In her review published at  Edinburgh Law Review 436, Professor Nicole Busby described it as "an insightful and valuable book" that is "essential reading for those concerned with law's application to informal care-giving". In the Journal of Social Welfare & Family Law, Professor Jonathan Herring described it as an "enormously impressive" and "wonderful" book that is "carefully argued with a considerable sensitivity to the legal complexities raised" and provides "an invaluable contribution to the literature". In Social & Legal Studies, Professor Ann Stewart wrote that the book "shines new light on the provision of care in contemporary society", and contains a "careful and detailed analysis of the ways in which such caring is addressed within the conceptual framework of private law" that "provides the reader with an excellent account of the present state of the law but also a new perspective on...wider questions". She found the book "fascinating and a very valuable contribution to the growing literature on carers". For his part, Professor Steve Hedley said in the 2014 Law Quarterly Review that "the author is to be commended for drawing such heterogeneous material together into a coherent whole" and that the book is "an entirely competent and thought-provoking treatment of its subject matter".

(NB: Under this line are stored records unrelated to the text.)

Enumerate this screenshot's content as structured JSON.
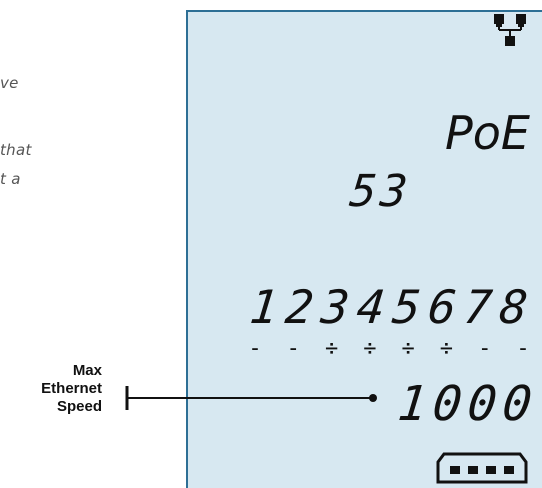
{
  "left_text_lines": [
    "ve",
    "that",
    "t a"
  ],
  "lcd": {
    "poe_label": "PoE",
    "value_number": "53",
    "pin_numbers": "12345678",
    "pin_marks": [
      "-",
      "-",
      "÷",
      "÷",
      "÷",
      "÷",
      "-",
      "-"
    ],
    "speed_value": "1000"
  },
  "annotation": {
    "line1": "Max",
    "line2": "Ethernet",
    "line3": "Speed"
  },
  "colors": {
    "lcd_background": "#d7e8f1",
    "lcd_border": "#2d6f95"
  }
}
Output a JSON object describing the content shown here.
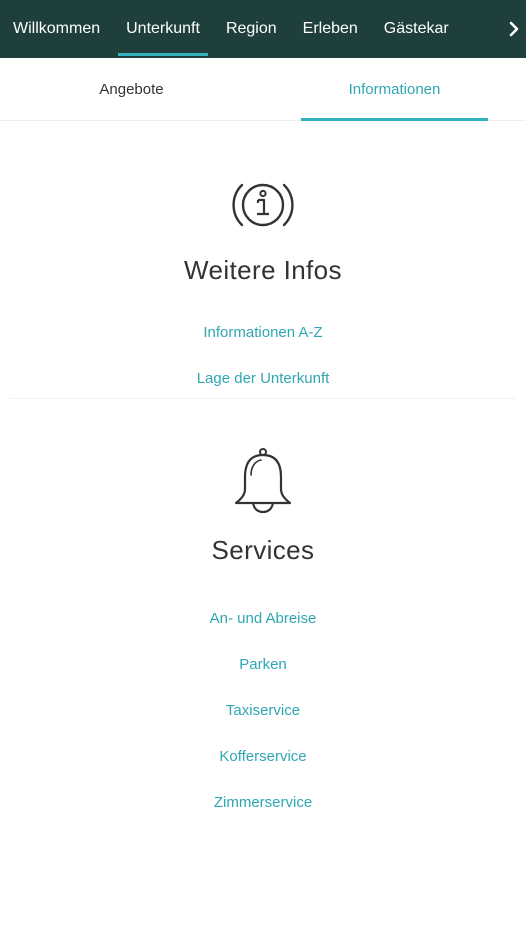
{
  "topnav": {
    "items": [
      "Willkommen",
      "Unterkunft",
      "Region",
      "Erleben",
      "Gästekar"
    ],
    "active_index": 1
  },
  "subtabs": {
    "items": [
      "Angebote",
      "Informationen"
    ],
    "active_index": 1
  },
  "sections": [
    {
      "title": "Weitere Infos",
      "icon": "info-icon",
      "links": [
        "Informationen A-Z",
        "Lage der Unterkunft"
      ]
    },
    {
      "title": "Services",
      "icon": "bell-icon",
      "links": [
        "An- und Abreise",
        "Parken",
        "Taxiservice",
        "Kofferservice",
        "Zimmerservice"
      ]
    }
  ],
  "colors": {
    "nav_background": "#1f3f3d",
    "accent": "#33b2bd",
    "link": "#2fa7b2"
  }
}
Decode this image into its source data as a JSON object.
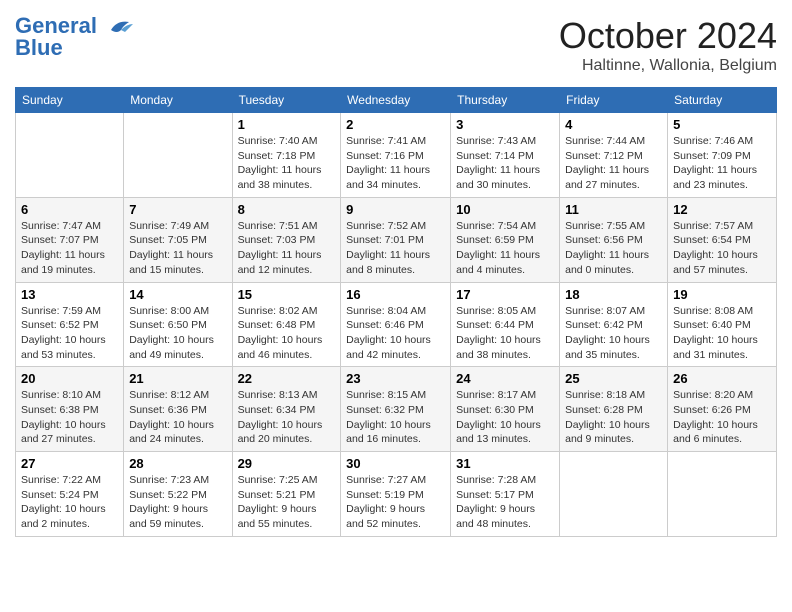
{
  "header": {
    "logo_line1": "General",
    "logo_line2": "Blue",
    "month_title": "October 2024",
    "subtitle": "Haltinne, Wallonia, Belgium"
  },
  "weekdays": [
    "Sunday",
    "Monday",
    "Tuesday",
    "Wednesday",
    "Thursday",
    "Friday",
    "Saturday"
  ],
  "weeks": [
    [
      {
        "day": "",
        "info": ""
      },
      {
        "day": "",
        "info": ""
      },
      {
        "day": "1",
        "info": "Sunrise: 7:40 AM\nSunset: 7:18 PM\nDaylight: 11 hours and 38 minutes."
      },
      {
        "day": "2",
        "info": "Sunrise: 7:41 AM\nSunset: 7:16 PM\nDaylight: 11 hours and 34 minutes."
      },
      {
        "day": "3",
        "info": "Sunrise: 7:43 AM\nSunset: 7:14 PM\nDaylight: 11 hours and 30 minutes."
      },
      {
        "day": "4",
        "info": "Sunrise: 7:44 AM\nSunset: 7:12 PM\nDaylight: 11 hours and 27 minutes."
      },
      {
        "day": "5",
        "info": "Sunrise: 7:46 AM\nSunset: 7:09 PM\nDaylight: 11 hours and 23 minutes."
      }
    ],
    [
      {
        "day": "6",
        "info": "Sunrise: 7:47 AM\nSunset: 7:07 PM\nDaylight: 11 hours and 19 minutes."
      },
      {
        "day": "7",
        "info": "Sunrise: 7:49 AM\nSunset: 7:05 PM\nDaylight: 11 hours and 15 minutes."
      },
      {
        "day": "8",
        "info": "Sunrise: 7:51 AM\nSunset: 7:03 PM\nDaylight: 11 hours and 12 minutes."
      },
      {
        "day": "9",
        "info": "Sunrise: 7:52 AM\nSunset: 7:01 PM\nDaylight: 11 hours and 8 minutes."
      },
      {
        "day": "10",
        "info": "Sunrise: 7:54 AM\nSunset: 6:59 PM\nDaylight: 11 hours and 4 minutes."
      },
      {
        "day": "11",
        "info": "Sunrise: 7:55 AM\nSunset: 6:56 PM\nDaylight: 11 hours and 0 minutes."
      },
      {
        "day": "12",
        "info": "Sunrise: 7:57 AM\nSunset: 6:54 PM\nDaylight: 10 hours and 57 minutes."
      }
    ],
    [
      {
        "day": "13",
        "info": "Sunrise: 7:59 AM\nSunset: 6:52 PM\nDaylight: 10 hours and 53 minutes."
      },
      {
        "day": "14",
        "info": "Sunrise: 8:00 AM\nSunset: 6:50 PM\nDaylight: 10 hours and 49 minutes."
      },
      {
        "day": "15",
        "info": "Sunrise: 8:02 AM\nSunset: 6:48 PM\nDaylight: 10 hours and 46 minutes."
      },
      {
        "day": "16",
        "info": "Sunrise: 8:04 AM\nSunset: 6:46 PM\nDaylight: 10 hours and 42 minutes."
      },
      {
        "day": "17",
        "info": "Sunrise: 8:05 AM\nSunset: 6:44 PM\nDaylight: 10 hours and 38 minutes."
      },
      {
        "day": "18",
        "info": "Sunrise: 8:07 AM\nSunset: 6:42 PM\nDaylight: 10 hours and 35 minutes."
      },
      {
        "day": "19",
        "info": "Sunrise: 8:08 AM\nSunset: 6:40 PM\nDaylight: 10 hours and 31 minutes."
      }
    ],
    [
      {
        "day": "20",
        "info": "Sunrise: 8:10 AM\nSunset: 6:38 PM\nDaylight: 10 hours and 27 minutes."
      },
      {
        "day": "21",
        "info": "Sunrise: 8:12 AM\nSunset: 6:36 PM\nDaylight: 10 hours and 24 minutes."
      },
      {
        "day": "22",
        "info": "Sunrise: 8:13 AM\nSunset: 6:34 PM\nDaylight: 10 hours and 20 minutes."
      },
      {
        "day": "23",
        "info": "Sunrise: 8:15 AM\nSunset: 6:32 PM\nDaylight: 10 hours and 16 minutes."
      },
      {
        "day": "24",
        "info": "Sunrise: 8:17 AM\nSunset: 6:30 PM\nDaylight: 10 hours and 13 minutes."
      },
      {
        "day": "25",
        "info": "Sunrise: 8:18 AM\nSunset: 6:28 PM\nDaylight: 10 hours and 9 minutes."
      },
      {
        "day": "26",
        "info": "Sunrise: 8:20 AM\nSunset: 6:26 PM\nDaylight: 10 hours and 6 minutes."
      }
    ],
    [
      {
        "day": "27",
        "info": "Sunrise: 7:22 AM\nSunset: 5:24 PM\nDaylight: 10 hours and 2 minutes."
      },
      {
        "day": "28",
        "info": "Sunrise: 7:23 AM\nSunset: 5:22 PM\nDaylight: 9 hours and 59 minutes."
      },
      {
        "day": "29",
        "info": "Sunrise: 7:25 AM\nSunset: 5:21 PM\nDaylight: 9 hours and 55 minutes."
      },
      {
        "day": "30",
        "info": "Sunrise: 7:27 AM\nSunset: 5:19 PM\nDaylight: 9 hours and 52 minutes."
      },
      {
        "day": "31",
        "info": "Sunrise: 7:28 AM\nSunset: 5:17 PM\nDaylight: 9 hours and 48 minutes."
      },
      {
        "day": "",
        "info": ""
      },
      {
        "day": "",
        "info": ""
      }
    ]
  ]
}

In a rather broader review published in the Law and Politics Book Review, Professor Peter Cane described Informal Carers and Private Law as an "important, "innovative", "fine" and "path-breaking" book, "characterised by great analytical care, and a balanced and even-handed approach to normative issues". In Professor Cane's view, it may provide both "a window onto a very different world and an unfamiliar way of thinking about the relationship between public law and private law, the state and the individual" and "interesting and useful material for thinking about the variety of understandings of law and the role of courts in different systems".

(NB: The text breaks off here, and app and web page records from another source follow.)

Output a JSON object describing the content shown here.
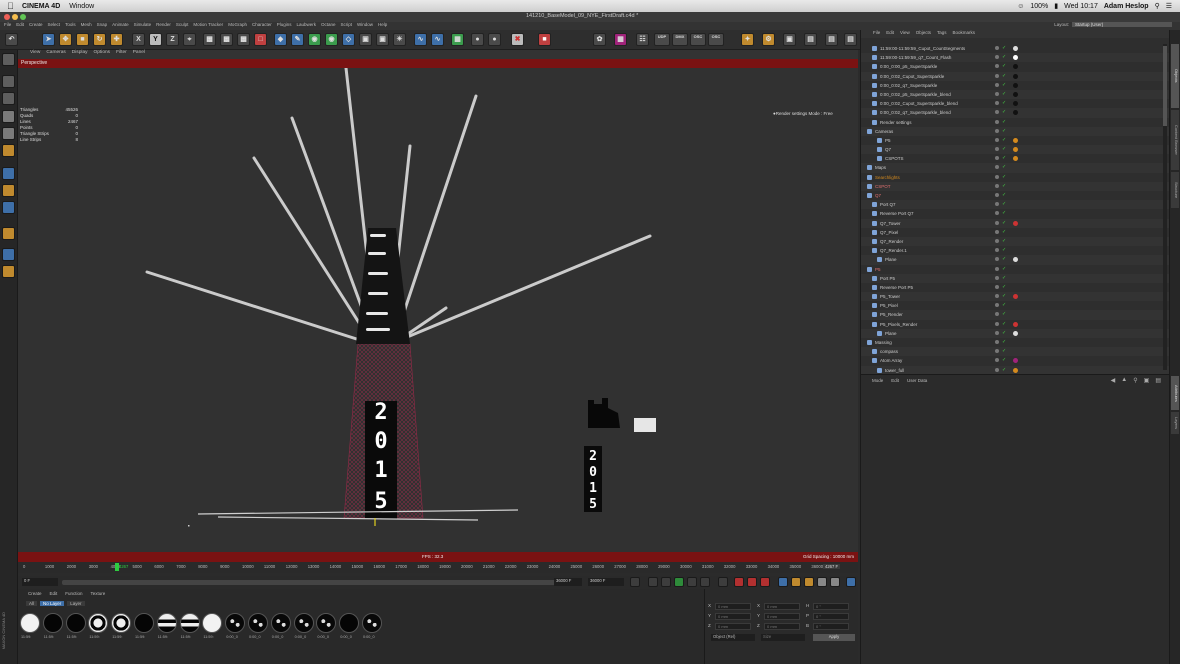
{
  "mac_menubar": {
    "app_name": "CINEMA 4D",
    "menus": [
      "Window"
    ],
    "clock": "Wed 10:17",
    "user": "Adam Heslop",
    "battery": "100%"
  },
  "window": {
    "title": "141210_BaseModel_09_NYE_FirstDraft.c4d *"
  },
  "menubar": {
    "items": [
      "File",
      "Edit",
      "Create",
      "Select",
      "Tools",
      "Mesh",
      "Snap",
      "Animate",
      "Simulate",
      "Render",
      "Sculpt",
      "Motion Tracker",
      "MoGraph",
      "Character",
      "Plugins",
      "Laubwerk",
      "Octane",
      "Script",
      "Window",
      "Help"
    ],
    "layout_label": "Layout:",
    "layout_value": "Startup (User)"
  },
  "toolbar": {
    "axis_buttons": [
      "X",
      "Y",
      "Z"
    ],
    "plugin_buttons": [
      "UDP",
      "DMX",
      "OSC",
      "OSC"
    ]
  },
  "viewport": {
    "menu": [
      "View",
      "Cameras",
      "Display",
      "Options",
      "Filter",
      "Panel"
    ],
    "label": "Perspective",
    "stats": [
      {
        "label": "Triangles",
        "value": "45526"
      },
      {
        "label": "Quads",
        "value": "0"
      },
      {
        "label": "Lines",
        "value": "2467"
      },
      {
        "label": "Points",
        "value": "0"
      },
      {
        "label": "Triangle Strips",
        "value": "0"
      },
      {
        "label": "Line Strips",
        "value": "8"
      }
    ],
    "render_mode": "●Render settings Mode : Free",
    "fps": "FPS : 32.3",
    "grid_spacing": "Grid Spacing : 10000 mm",
    "year_big": [
      "2",
      "0",
      "1",
      "5"
    ],
    "year_small": [
      "2",
      "0",
      "1",
      "5"
    ]
  },
  "timeline": {
    "ticks": [
      "0",
      "1000",
      "2000",
      "3000",
      "4000",
      "5000",
      "6000",
      "7000",
      "8000",
      "9000",
      "10000",
      "11000",
      "12000",
      "13000",
      "14000",
      "15000",
      "16000",
      "17000",
      "18000",
      "19000",
      "20000",
      "21000",
      "22000",
      "23000",
      "24000",
      "25000",
      "26000",
      "27000",
      "28000",
      "29000",
      "30000",
      "31000",
      "32000",
      "33000",
      "34000",
      "35000",
      "36000"
    ],
    "current_frame": "4267",
    "current_field": "4267 F",
    "start_field": "0 F",
    "end_field": "36000 F",
    "max_field": "36000 F"
  },
  "material_manager": {
    "menu": [
      "Create",
      "Edit",
      "Function",
      "Texture"
    ],
    "tabs": [
      "All",
      "No Layer",
      "Layer"
    ],
    "materials": [
      {
        "label": "11:59:",
        "type": "white"
      },
      {
        "label": "11:59:",
        "type": "black"
      },
      {
        "label": "11:59:",
        "type": "black"
      },
      {
        "label": "11:59:",
        "type": "ring"
      },
      {
        "label": "11:59:",
        "type": "ring"
      },
      {
        "label": "11:59:",
        "type": "black"
      },
      {
        "label": "11:59:",
        "type": "split"
      },
      {
        "label": "11:59:",
        "type": "split"
      },
      {
        "label": "11:59:",
        "type": "white"
      },
      {
        "label": "0:00_0",
        "type": "dots"
      },
      {
        "label": "0:00_0",
        "type": "dots"
      },
      {
        "label": "0:00_0",
        "type": "dots"
      },
      {
        "label": "0:00_0",
        "type": "dots"
      },
      {
        "label": "0:00_0",
        "type": "dots"
      },
      {
        "label": "0:00_0",
        "type": "black"
      },
      {
        "label": "0:00_0",
        "type": "dots"
      }
    ]
  },
  "coordinates": {
    "labels": [
      "X",
      "Y",
      "Z",
      "X",
      "Y",
      "Z",
      "H",
      "P",
      "B"
    ],
    "values": [
      "0 mm",
      "0 mm",
      "0 mm",
      "0 mm",
      "0 mm",
      "0 mm",
      "0 °",
      "0 °",
      "0 °"
    ],
    "mode_select": "Object (Rel)",
    "size_select": "Size",
    "apply_label": "Apply"
  },
  "object_manager": {
    "menu": [
      "File",
      "Edit",
      "View",
      "Objects",
      "Tags",
      "Bookmarks"
    ],
    "objects": [
      {
        "name": "11:59:00-11:59:59_Cupot_CountSegments",
        "indent": 1,
        "color": "#ccc",
        "tag": "#ddd"
      },
      {
        "name": "11:59:00-11:59:59_q7_Count_Flash",
        "indent": 1,
        "color": "#ccc",
        "tag": "#fff"
      },
      {
        "name": "0:00_0:00_p5_SuperSparkle",
        "indent": 1,
        "color": "#ccc",
        "tag": "#111"
      },
      {
        "name": "0:00_0:02_Cupot_SuperSparkle",
        "indent": 1,
        "color": "#ccc",
        "tag": "#111"
      },
      {
        "name": "0:00_0:02_q7_SuperSparkle",
        "indent": 1,
        "color": "#ccc",
        "tag": "#111"
      },
      {
        "name": "0:00_0:02_p5_SuperSparkle_blend",
        "indent": 1,
        "color": "#ccc",
        "tag": "#111"
      },
      {
        "name": "0:00_0:02_Cupot_SuperSparkle_blend",
        "indent": 1,
        "color": "#ccc",
        "tag": "#111"
      },
      {
        "name": "0:00_0:02_q7_SuperSparkle_blend",
        "indent": 1,
        "color": "#ccc",
        "tag": "#111"
      },
      {
        "name": "Render settings",
        "indent": 1,
        "color": "#ccc",
        "tag": ""
      },
      {
        "name": "Cameras",
        "indent": 0,
        "color": "#ccc",
        "tag": ""
      },
      {
        "name": "P5",
        "indent": 2,
        "color": "#ccc",
        "tag": "#d48a1e"
      },
      {
        "name": "Q7",
        "indent": 2,
        "color": "#ccc",
        "tag": "#d48a1e"
      },
      {
        "name": "CSPOTS",
        "indent": 2,
        "color": "#ccc",
        "tag": "#d48a1e"
      },
      {
        "name": "Maps",
        "indent": 0,
        "color": "#ccc",
        "tag": ""
      },
      {
        "name": "Searchlights",
        "indent": 0,
        "color": "#d48a1e",
        "tag": ""
      },
      {
        "name": "CSPOT",
        "indent": 0,
        "color": "#e07070",
        "tag": ""
      },
      {
        "name": "Q7",
        "indent": 0,
        "color": "#e07070",
        "tag": ""
      },
      {
        "name": "Port Q7",
        "indent": 1,
        "color": "#ccc",
        "tag": ""
      },
      {
        "name": "Reverse Port Q7",
        "indent": 1,
        "color": "#ccc",
        "tag": ""
      },
      {
        "name": "Q7_Tower",
        "indent": 1,
        "color": "#ccc",
        "tag": "#c33"
      },
      {
        "name": "Q7_Pixel",
        "indent": 1,
        "color": "#ccc",
        "tag": ""
      },
      {
        "name": "Q7_Render",
        "indent": 1,
        "color": "#ccc",
        "tag": ""
      },
      {
        "name": "Q7_Render.1",
        "indent": 1,
        "color": "#ccc",
        "tag": ""
      },
      {
        "name": "Plane",
        "indent": 2,
        "color": "#ccc",
        "tag": "#ddd"
      },
      {
        "name": "P5",
        "indent": 0,
        "color": "#e07070",
        "tag": ""
      },
      {
        "name": "Port P5",
        "indent": 1,
        "color": "#ccc",
        "tag": ""
      },
      {
        "name": "Reverse Port P5",
        "indent": 1,
        "color": "#ccc",
        "tag": ""
      },
      {
        "name": "P5_Tower",
        "indent": 1,
        "color": "#ccc",
        "tag": "#c33"
      },
      {
        "name": "P5_Pixel",
        "indent": 1,
        "color": "#ccc",
        "tag": ""
      },
      {
        "name": "P5_Render",
        "indent": 1,
        "color": "#ccc",
        "tag": ""
      },
      {
        "name": "P5_Pixels_Render",
        "indent": 1,
        "color": "#ccc",
        "tag": "#c33"
      },
      {
        "name": "Plane",
        "indent": 2,
        "color": "#ccc",
        "tag": "#ddd"
      },
      {
        "name": "Massing",
        "indent": 0,
        "color": "#ccc",
        "tag": ""
      },
      {
        "name": "compass",
        "indent": 1,
        "color": "#ccc",
        "tag": ""
      },
      {
        "name": "Atom Array",
        "indent": 1,
        "color": "#ccc",
        "tag": "#a0237a"
      },
      {
        "name": "tower_full",
        "indent": 2,
        "color": "#ccc",
        "tag": "#d48a1e"
      }
    ]
  },
  "attribute_manager": {
    "menu": [
      "Mode",
      "Edit",
      "User Data"
    ]
  },
  "side_tabs": [
    "Objects",
    "Content Browser",
    "Structure",
    "Attributes",
    "Layers"
  ],
  "maxon_logo": "MAXON CINEMA 4D"
}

In Lent Term 2015, Brian was an Early Career Fellow at the Centre for Research in the Arts, Social Sciences and Humanities (CRASSH) in Cambridge. During that time, he began to expand his work on care through a project entitled "Adult Social Care and Property Rights". More details about the project can be found on the CRASSH website and the University website. Brian has also written a blog post on the subject of his project for the UK Care Guide.
Brian also publishes on the application of property law in the domestic sphere, the regulation of adult relationships, gender recognition and the law of adoption. His work on adoption was cited by the Supreme Court in In the matter of B (a child)  UKSC 33. Brian is currently involved in the Children's Rights Judgments project, and he is currently working on a new edition of Borkowski's Law of Succession.
While many of the links below require subscriptions, the text of several of Brian's papers is freely available via his SSRN page or Apollo. He has been interviewed by radio and print journalists on adoption, same-sex marriage and relief on divorce. He has also recorded some Law in Focus videos.
CV / Biography
Brian read for his BA in Law (scholar) and LLM (Wright Rogers scholar, Faculty of Law) at Robinson College. He then took up a W.M. Tapp doctoral studentship at Gonville and Caius College, and his PhD was supervised by Professor Kevin Gray and Dr Jens Scherpe.
After three years as Bob Alexander Fellow at King's College, Brian returned to Robinson in October 2012, where he teaches Equity, Family Law and Land Law. He was formerly a member of the Board of Scrutiny.
Brian's Twitter handle is @briandsloan; he tweets in a personal capacity.